Exercise requirements:
Write out every line below that contains "title".

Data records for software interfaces
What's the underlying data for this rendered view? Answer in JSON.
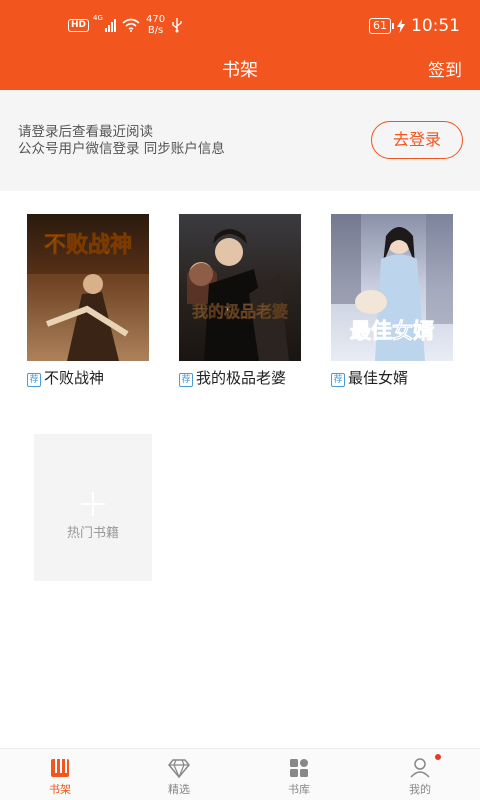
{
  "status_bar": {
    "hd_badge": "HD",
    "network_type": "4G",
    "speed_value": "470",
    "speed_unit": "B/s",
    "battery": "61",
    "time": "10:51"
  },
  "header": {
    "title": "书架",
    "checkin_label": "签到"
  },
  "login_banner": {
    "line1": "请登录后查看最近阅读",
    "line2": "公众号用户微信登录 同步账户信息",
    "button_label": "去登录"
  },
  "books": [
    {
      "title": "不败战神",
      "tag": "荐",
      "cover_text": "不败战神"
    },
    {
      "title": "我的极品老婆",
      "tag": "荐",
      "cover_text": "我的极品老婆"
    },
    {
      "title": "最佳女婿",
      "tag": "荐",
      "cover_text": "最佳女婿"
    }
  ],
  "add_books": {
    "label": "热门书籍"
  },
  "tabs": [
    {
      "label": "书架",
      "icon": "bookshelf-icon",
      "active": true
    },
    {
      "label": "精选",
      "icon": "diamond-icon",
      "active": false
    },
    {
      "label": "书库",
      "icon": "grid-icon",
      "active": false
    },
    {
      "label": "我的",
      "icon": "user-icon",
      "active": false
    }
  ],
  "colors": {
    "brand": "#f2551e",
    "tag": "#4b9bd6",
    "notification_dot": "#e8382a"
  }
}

Task solution:
    "title": "书架",
      "title": "不败战神",
      "title": "我的极品老婆",
      "title": "最佳女婿",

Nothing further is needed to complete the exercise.